The former Prime Minister declared that he will “find it very difficult to vote for something like this” then, not particularly helpfully, added that the UK should have done “something different”.
Perhaps Johnson thinks Sunak should have negotiated and signed a binding international treaty as bad as his Northern Ireland Protocol and then, a short time later, threatened to unilaterally rip it up. After all, keeping his word has never been high on Johnson’s agenda and he appears to think restoring the UK’s reputation as Perfidious Albion is an important part of his legacy.
Sunak might be tempted to give Johnson a taste of his own medicine and kick him out of the party in event that he does not back this key government policy.

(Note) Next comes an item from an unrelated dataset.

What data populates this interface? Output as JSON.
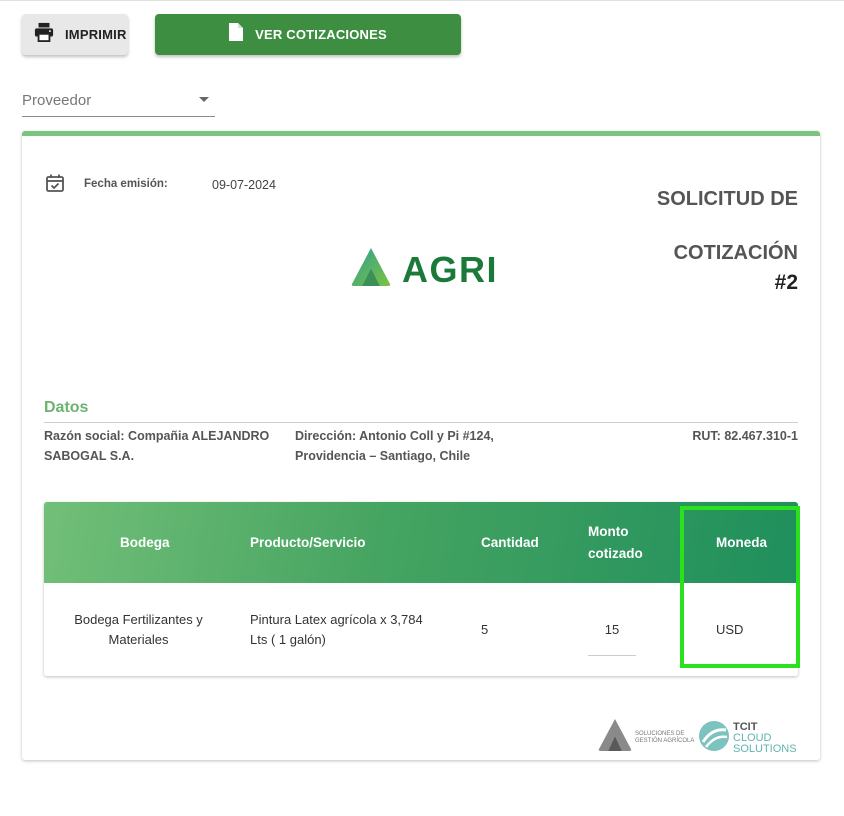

Johnson, a serial rebel under Theresa May, expelled 21 moderate Conservatives over their opposition to his Brexit plans, although he later relented about some amid an outcry.
However, such an act of revenge would simply create another toxic legacy of the Johnson years. While any political party is defined by its core values, there needs to be a considerable amount of tolerance of dissenting views, otherwise politicians are turned into lobby fodder or “nodding asses” as the SNP’s Alex Neil recently described some MSPs.
The outbreak of debate within the SNP following Nicola Sturgeon’s resignation statement shows what we have been missing during long years filled with party political rhetoric, trite soundbites and vitriolic abuse of opponents – genuine discussions about how to make life better.